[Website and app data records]
☆ ☆ ☆ ☆
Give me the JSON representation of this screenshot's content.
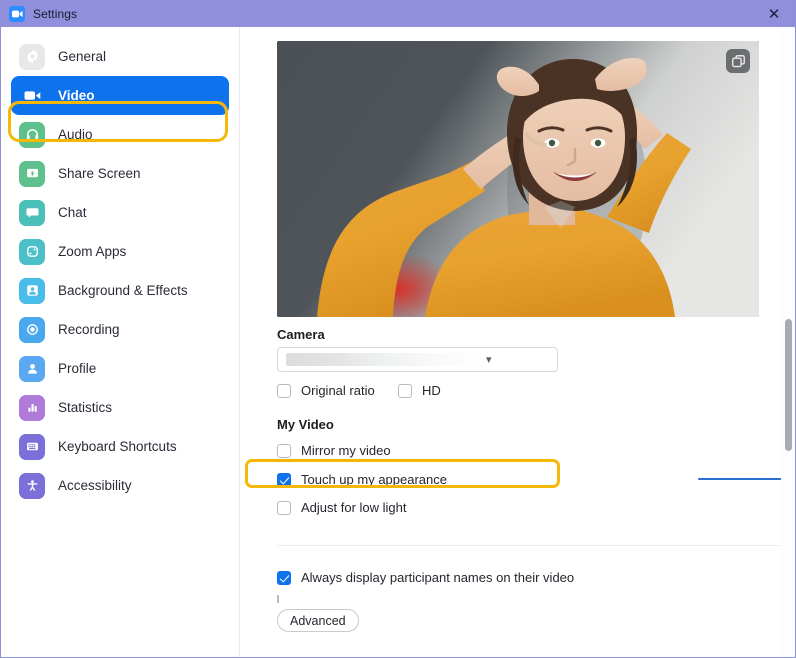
{
  "window": {
    "title": "Settings",
    "app_icon": "video-camera-icon",
    "close_label": "✕"
  },
  "sidebar": {
    "items": [
      {
        "label": "General",
        "icon": "gear-icon",
        "icon_bg": "#e8e8e8",
        "selected": false
      },
      {
        "label": "Video",
        "icon": "video-camera-icon",
        "icon_bg": "#0e72ed",
        "selected": true
      },
      {
        "label": "Audio",
        "icon": "headphones-icon",
        "icon_bg": "#5ec08a",
        "selected": false
      },
      {
        "label": "Share Screen",
        "icon": "share-screen-icon",
        "icon_bg": "#5ec08a",
        "selected": false
      },
      {
        "label": "Chat",
        "icon": "chat-bubble-icon",
        "icon_bg": "#4bc0b8",
        "selected": false
      },
      {
        "label": "Zoom Apps",
        "icon": "zoom-apps-icon",
        "icon_bg": "#4bc0c8",
        "selected": false
      },
      {
        "label": "Background & Effects",
        "icon": "background-effects-icon",
        "icon_bg": "#48bdea",
        "selected": false
      },
      {
        "label": "Recording",
        "icon": "record-icon",
        "icon_bg": "#4aa8ef",
        "selected": false
      },
      {
        "label": "Profile",
        "icon": "person-icon",
        "icon_bg": "#5aa8f0",
        "selected": false
      },
      {
        "label": "Statistics",
        "icon": "bar-chart-icon",
        "icon_bg": "#b07ad8",
        "selected": false
      },
      {
        "label": "Keyboard Shortcuts",
        "icon": "keyboard-icon",
        "icon_bg": "#7b6fd8",
        "selected": false
      },
      {
        "label": "Accessibility",
        "icon": "accessibility-icon",
        "icon_bg": "#7b6fd8",
        "selected": false
      }
    ]
  },
  "main": {
    "preview": {
      "rotate_button_icon": "rotate-camera-icon"
    },
    "camera": {
      "title": "Camera",
      "selected_value": "",
      "caret_icon": "chevron-down-icon",
      "options": [
        {
          "label": "Original ratio",
          "checked": false
        },
        {
          "label": "HD",
          "checked": false
        }
      ]
    },
    "my_video": {
      "title": "My Video",
      "options": [
        {
          "label": "Mirror my video",
          "checked": false
        },
        {
          "label": "Touch up my appearance",
          "checked": true
        },
        {
          "label": "Adjust for low light",
          "checked": false
        }
      ],
      "touchup_slider": {
        "value": 100,
        "min": 0,
        "max": 100
      }
    },
    "participants": {
      "options": [
        {
          "label": "Always display participant names on their video",
          "checked": true
        }
      ]
    },
    "advanced_button": "Advanced"
  },
  "colors": {
    "titlebar": "#8f8fdc",
    "accent": "#0e72ed",
    "highlight": "#f5b809",
    "slider": "#1b6fd8"
  }
}
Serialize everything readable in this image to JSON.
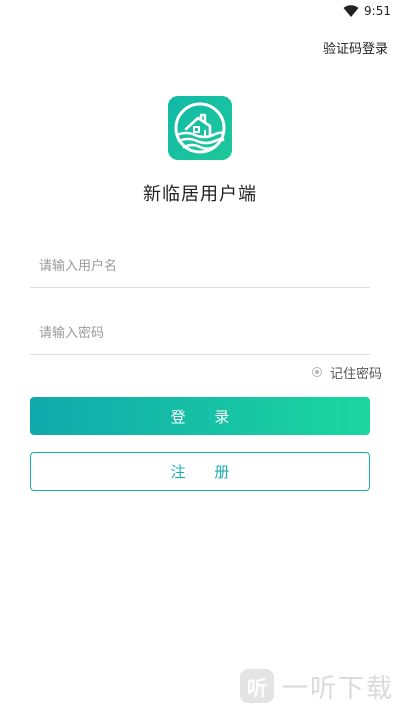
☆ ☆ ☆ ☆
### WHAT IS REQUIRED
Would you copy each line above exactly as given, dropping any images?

### EXERCISE OUTPUT
Give me the JSON representation of this screenshot's content.
{
  "window": {
    "title": "Settings",
    "app_icon": "video-camera-icon",
    "close_label": "✕"
  },
  "sidebar": {
    "items": [
      {
        "label": "General",
        "icon": "gear-icon",
        "icon_bg": "#e8e8e8",
        "selected": false
      },
      {
        "label": "Video",
        "icon": "video-camera-icon",
        "icon_bg": "#0e72ed",
        "selected": true
      },
      {
        "label": "Audio",
        "icon": "headphones-icon",
        "icon_bg": "#5ec08a",
        "selected": false
      },
      {
        "label": "Share Screen",
        "icon": "share-screen-icon",
        "icon_bg": "#5ec08a",
        "selected": false
      },
      {
        "label": "Chat",
        "icon": "chat-bubble-icon",
        "icon_bg": "#4bc0b8",
        "selected": false
      },
      {
        "label": "Zoom Apps",
        "icon": "zoom-apps-icon",
        "icon_bg": "#4bc0c8",
        "selected": false
      },
      {
        "label": "Background & Effects",
        "icon": "background-effects-icon",
        "icon_bg": "#48bdea",
        "selected": false
      },
      {
        "label": "Recording",
        "icon": "record-icon",
        "icon_bg": "#4aa8ef",
        "selected": false
      },
      {
        "label": "Profile",
        "icon": "person-icon",
        "icon_bg": "#5aa8f0",
        "selected": false
      },
      {
        "label": "Statistics",
        "icon": "bar-chart-icon",
        "icon_bg": "#b07ad8",
        "selected": false
      },
      {
        "label": "Keyboard Shortcuts",
        "icon": "keyboard-icon",
        "icon_bg": "#7b6fd8",
        "selected": false
      },
      {
        "label": "Accessibility",
        "icon": "accessibility-icon",
        "icon_bg": "#7b6fd8",
        "selected": false
      }
    ]
  },
  "main": {
    "preview": {
      "rotate_button_icon": "rotate-camera-icon"
    },
    "camera": {
      "title": "Camera",
      "selected_value": "",
      "caret_icon": "chevron-down-icon",
      "options": [
        {
          "label": "Original ratio",
          "checked": false
        },
        {
          "label": "HD",
          "checked": false
        }
      ]
    },
    "my_video": {
      "title": "My Video",
      "options": [
        {
          "label": "Mirror my video",
          "checked": false
        },
        {
          "label": "Touch up my appearance",
          "checked": true
        },
        {
          "label": "Adjust for low light",
          "checked": false
        }
      ],
      "touchup_slider": {
        "value": 100,
        "min": 0,
        "max": 100
      }
    },
    "participants": {
      "options": [
        {
          "label": "Always display participant names on their video",
          "checked": true
        }
      ]
    },
    "advanced_button": "Advanced"
  },
  "colors": {
    "titlebar": "#8f8fdc",
    "accent": "#0e72ed",
    "highlight": "#f5b809",
    "slider": "#1b6fd8"
  }
}
Serialize everything readable in this image to JSON.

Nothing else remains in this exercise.